Donald Judd, ‘Chair’, 1984, Sotheby's: Important Design

Produced by Cooper/Kato, New York

Signature: signed Judd and stamped JUDD - 1984/F-84-4 DF 4/10/COOPER / KATO/T.M.

Barbara Haskell, Donald Judd, New York, 1988, p. 130
Hatje Cantz, Donald Judd: Architecture, New York, 2003, p. 113, back cover
Marianne Stockebrand, Chinati: The Vision of Donald Judd, Marfa, TX, 2010, pp. 16, 144

Acquired directly from Cooper/Kato by the present owner, circa 1984

About Donald Judd

Donald Judd, widely regarded as one of the most significant American artists of the post-war period, is perhaps best-known for the large-scale outdoor installations and long, spacious interiors he designed in Marfa, Texas.
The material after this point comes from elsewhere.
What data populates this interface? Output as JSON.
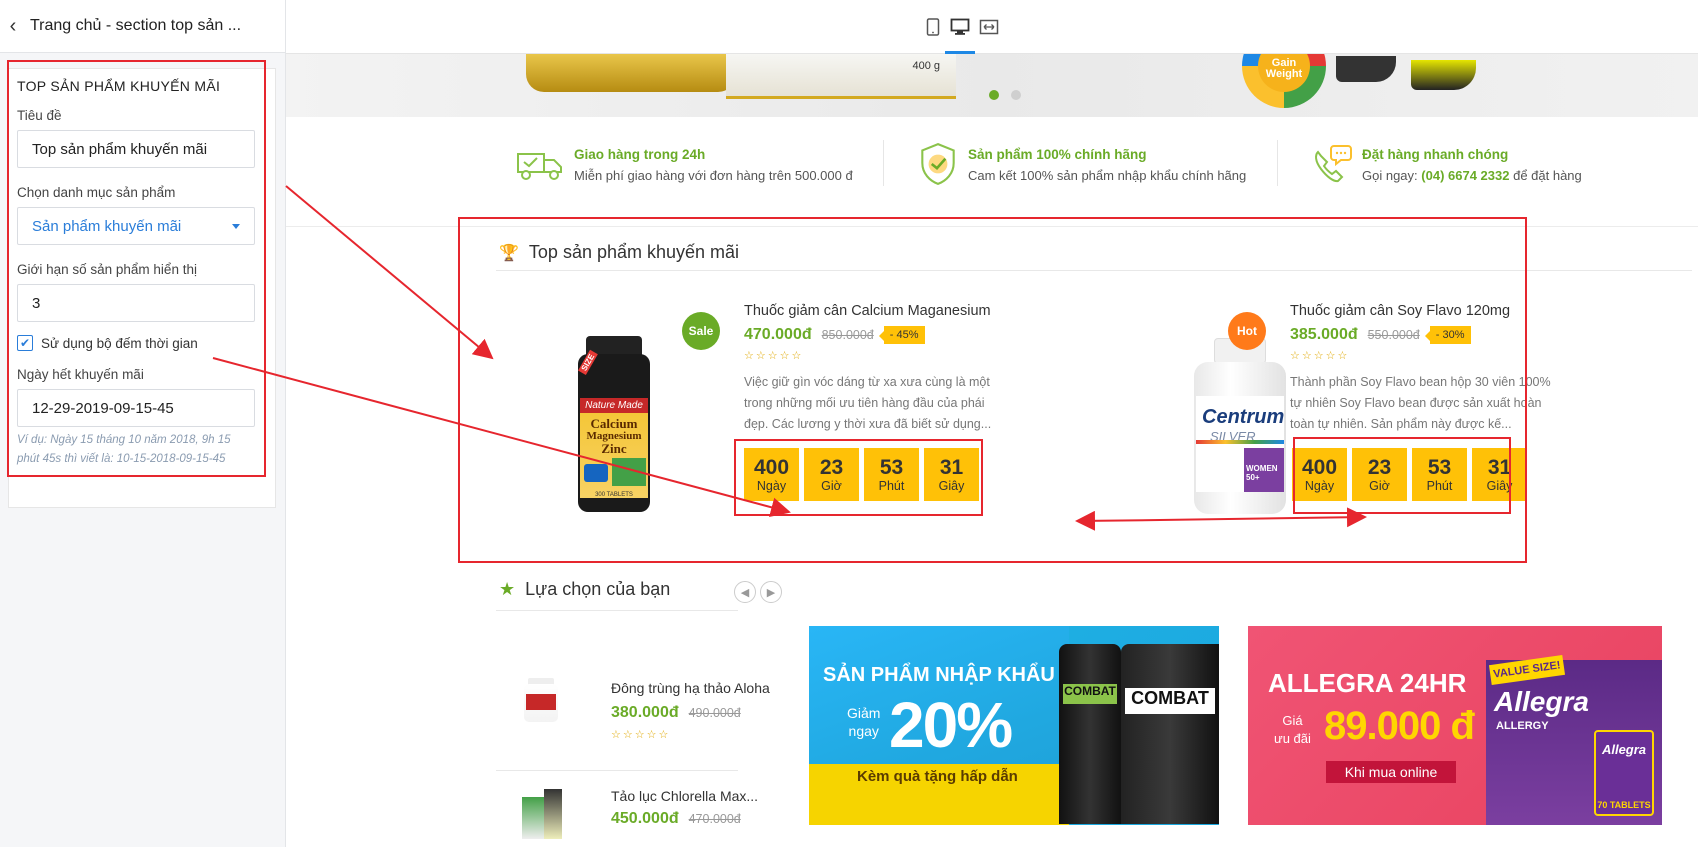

His oeuvre has come to define what has been referred to as Minimalist art—a label the artist strongly objected to. His sculptures and installations, constructed out of industrial materials such as Plexiglas, concrete, and steel and arranged in precise geometric shapes, were intended to emphasize the purity of the objects themselves rather than any symbolic meaning they might have—“the simple expression of complex thought,” said Judd. His particular interest in architecture led him to design both the sculptures and the spaces in which they would be contained, influencing a generation of artists and designers from Anish Kapoor to David Batchelor.

American, 1928-1994, Excelsior Springs, Missouri